In a report that came out just prior to ITB in Berlin, the German Travel Association (DRV/Deutsche ReiseVerband) reported that in Germany—no major overseas source market remains as reliant on the travel agent and travel agency as does Germany—the travel agency still prevails as the place where Germans book their travel.
The DRV report said that 60 percent of the total travel expenses of around €65 billion ($79,9 billion) in 2017 – more than €39 billion ($48 billion) were booked offline—at travel agencies, call centers or directly at the service provider.
Overall, said DRV, the turnover of the German travel distribution business continues to increase. In the holiday segment, it increased last year by five percent and was €26.4 billion ($34.5 billion). The average turnover in a travel agency also increased, by around five percent.
What Does this Mean? One can muse about the answer to this question, but the impact continues to reflect itself in the continued reliance on print products by U.S. travel suppliers who promote their destinations, attractions and services. It also means that travel suppliers who do business with German operators will continue to be pressured to buy advertising in the print brochures operators use.
If travel sellers are waiting for digital marketing applications and online channels to ascend to the same place of prominence that they enjoy in other key country markets, they will have to wait a while for it to take place in Germany. Even though the number of travel agencies is declining, it is doing so at a very slow rate—about two percent a year in recent years.
Other points of note in the DRV report include the following:
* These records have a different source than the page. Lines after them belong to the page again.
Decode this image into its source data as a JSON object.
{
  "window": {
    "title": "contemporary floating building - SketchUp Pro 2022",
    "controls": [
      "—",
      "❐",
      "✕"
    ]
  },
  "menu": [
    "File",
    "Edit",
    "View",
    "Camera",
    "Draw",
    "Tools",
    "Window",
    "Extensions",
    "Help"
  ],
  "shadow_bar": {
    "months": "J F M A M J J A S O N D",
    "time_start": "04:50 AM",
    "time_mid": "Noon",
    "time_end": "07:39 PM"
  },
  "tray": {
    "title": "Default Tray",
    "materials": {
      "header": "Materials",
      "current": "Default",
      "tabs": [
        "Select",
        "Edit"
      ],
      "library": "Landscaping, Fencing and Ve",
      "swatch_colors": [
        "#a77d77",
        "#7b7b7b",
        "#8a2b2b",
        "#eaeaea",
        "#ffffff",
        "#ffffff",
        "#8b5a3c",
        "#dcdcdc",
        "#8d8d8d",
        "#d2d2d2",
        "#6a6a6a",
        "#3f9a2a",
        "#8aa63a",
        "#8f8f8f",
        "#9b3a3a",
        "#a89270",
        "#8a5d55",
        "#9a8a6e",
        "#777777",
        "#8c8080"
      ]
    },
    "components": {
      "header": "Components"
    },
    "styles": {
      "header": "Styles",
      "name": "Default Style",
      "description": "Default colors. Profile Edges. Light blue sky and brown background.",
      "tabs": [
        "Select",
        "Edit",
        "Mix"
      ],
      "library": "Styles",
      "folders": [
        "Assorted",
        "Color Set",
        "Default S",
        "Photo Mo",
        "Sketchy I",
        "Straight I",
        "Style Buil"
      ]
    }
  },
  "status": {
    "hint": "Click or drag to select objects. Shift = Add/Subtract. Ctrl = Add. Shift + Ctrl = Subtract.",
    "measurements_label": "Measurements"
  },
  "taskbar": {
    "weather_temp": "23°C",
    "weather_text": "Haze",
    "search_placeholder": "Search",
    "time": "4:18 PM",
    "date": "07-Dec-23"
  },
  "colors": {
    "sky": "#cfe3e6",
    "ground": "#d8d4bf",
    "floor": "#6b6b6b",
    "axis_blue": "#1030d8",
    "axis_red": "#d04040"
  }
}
—DRV has changed its travel agent counting method. “The German travel distribution market has changed in recent times increasingly and in particular more specialized,” it said, in announcing that the classification into individual types of travel agencies and other booking offices on the basis of the number of concluded agency contracts is no longer expedient. “Against this background, the consideration is switched to the total number of all travel distribution agencies altogether— subdivision into individual travel agency types is no longer made,” said the DRV.
—So, now, sales offices include the full-range of agencies specializing in tourism, the business travel-oriented agencies and the sales offices that focus on a tour operator or a specific section of the travel offer.
—The highest density of travel agencies continues to exist in Thuringia and Saxony, the lowest in Baden-Württemberg and Schleswig-Holstein.
—Independent agencies continue to decline as system-based sales continue to increase: Today, 95 percent of all travel agencies belong to a chain, a franchise system or a travel agency cooperation. In 1990, this only applied to 30 percent of the agencies.